I just read a fantastic essay called ” Green Screen: The Lack Of Female Road Narratives And Why It Matters” by Vanessa Veselka. One one hand, I had to smile and nod at the writer who questioned the lack of female road narratives because in so many ways she’s also describing the invisibility of whores with agency. What else is the street based sex worker but the quintessential “woman by the wayside?” Veselka introduces her piece with the shockingly large number of “Jane Does” recovered at truck rest stops and questions why the women who work at the businesses with the dumpsters where they are found never seem to recall any of these incidendents. I read between those lines with the solemn knowledge that sex commerce, either as a profession or an immediate survival tactic, is probably in the background of these stories.

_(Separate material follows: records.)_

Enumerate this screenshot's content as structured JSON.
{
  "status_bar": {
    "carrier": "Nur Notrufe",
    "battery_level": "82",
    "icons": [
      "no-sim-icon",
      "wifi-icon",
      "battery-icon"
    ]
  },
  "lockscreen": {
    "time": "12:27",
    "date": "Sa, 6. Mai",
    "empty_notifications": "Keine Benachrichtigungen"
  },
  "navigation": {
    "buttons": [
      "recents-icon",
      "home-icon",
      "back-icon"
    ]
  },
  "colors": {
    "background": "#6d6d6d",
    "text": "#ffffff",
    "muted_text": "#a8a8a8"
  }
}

Covering a fourteen-county area, I asked every senior truck-stop employee I could find about a hitchhiker found in a dumpster, but no one had ever heard of her. I broadened the scope of my questions: Had they heard of any homicides in any area truck stops over the past thirty years? They didn’t remember a thing. But what I was learning from the FBI painted a landscape of extreme violence, one that matched the world of my memory. By 2004, so many women had been found dead along the interstates that the FBI started the Highway Serial Killers Initiative to keep track of them. There were girls found in dumpsters, behind truck stop diners, off the side of the road on truck turnarounds—the national database listed over five-hundred Jane Does in or near rest areas and truck stops alone. Some of these were the very truck stops I was now passing through, and yet I couldn’t uncover even rumors of past murders. The strangeness of this crystallized when I visited a Pennsylvania truck stop where I knew for a fact that two women had been killed, one found only yards from where the woman I was speaking to worked. Still, she “had never heard of anything like that.”